*** RECORDS PROVIDED ***

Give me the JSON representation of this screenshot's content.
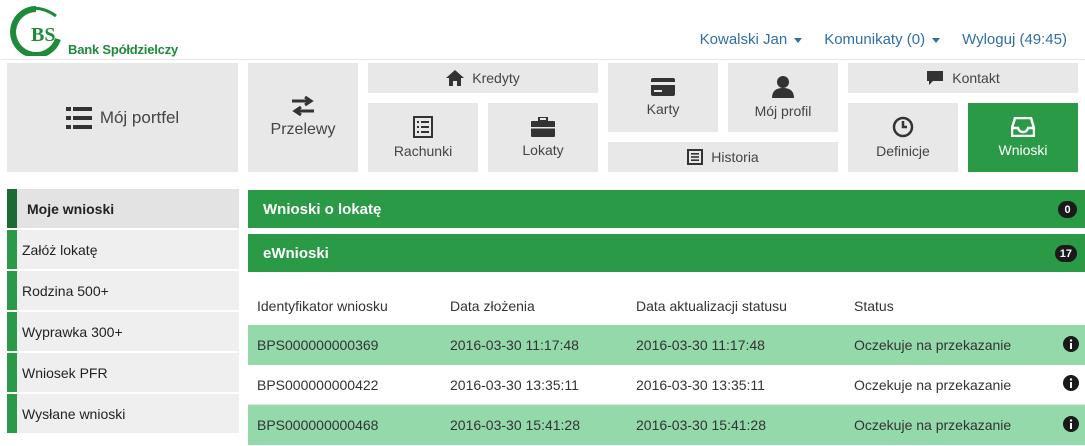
{
  "header": {
    "logo_mark": "BS",
    "logo_text": "Bank Spółdzielczy",
    "user_label": "Kowalski Jan",
    "messages_label": "Komunikaty (0)",
    "logout_label": "Wyloguj (49:45)"
  },
  "nav": {
    "portfel": "Mój portfel",
    "przelewy": "Przelewy",
    "kredyty": "Kredyty",
    "rachunki": "Rachunki",
    "lokaty": "Lokaty",
    "karty": "Karty",
    "profil": "Mój profil",
    "historia": "Historia",
    "kontakt": "Kontakt",
    "definicje": "Definicje",
    "wnioski": "Wnioski"
  },
  "sidebar": {
    "items": [
      {
        "label": "Moje wnioski"
      },
      {
        "label": "Załóż lokatę"
      },
      {
        "label": "Rodzina 500+"
      },
      {
        "label": "Wyprawka 300+"
      },
      {
        "label": "Wniosek PFR"
      },
      {
        "label": "Wysłane wnioski"
      }
    ]
  },
  "panels": {
    "lokaty": {
      "title": "Wnioski o lokatę",
      "count": "0"
    },
    "ewnioski": {
      "title": "eWnioski",
      "count": "17"
    }
  },
  "table": {
    "headers": [
      "Identyfikator wniosku",
      "Data złożenia",
      "Data aktualizacji statusu",
      "Status"
    ],
    "rows": [
      {
        "id": "BPS000000000369",
        "submitted": "2016-03-30 11:17:48",
        "updated": "2016-03-30 11:17:48",
        "status": "Oczekuje na przekazanie"
      },
      {
        "id": "BPS000000000422",
        "submitted": "2016-03-30 13:35:11",
        "updated": "2016-03-30 13:35:11",
        "status": "Oczekuje na przekazanie"
      },
      {
        "id": "BPS000000000468",
        "submitted": "2016-03-30 15:41:28",
        "updated": "2016-03-30 15:41:28",
        "status": "Oczekuje na przekazanie"
      }
    ]
  },
  "colors": {
    "brand_green": "#2b9a47",
    "row_green": "#93d9aa",
    "link_blue": "#2f6fa8",
    "tile_gray": "#e8e8e8"
  },
  "icons": {
    "portfel": "list-icon",
    "przelewy": "transfer-arrows-icon",
    "kredyty": "home-icon",
    "rachunki": "document-list-icon",
    "lokaty": "briefcase-icon",
    "karty": "credit-card-icon",
    "profil": "user-icon",
    "historia": "history-list-icon",
    "kontakt": "chat-bubble-icon",
    "definicje": "clock-icon",
    "wnioski": "inbox-icon",
    "row_info": "info-icon"
  }
}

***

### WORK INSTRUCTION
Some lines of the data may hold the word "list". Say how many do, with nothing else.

### ANSWER TO THE PROBLEM
3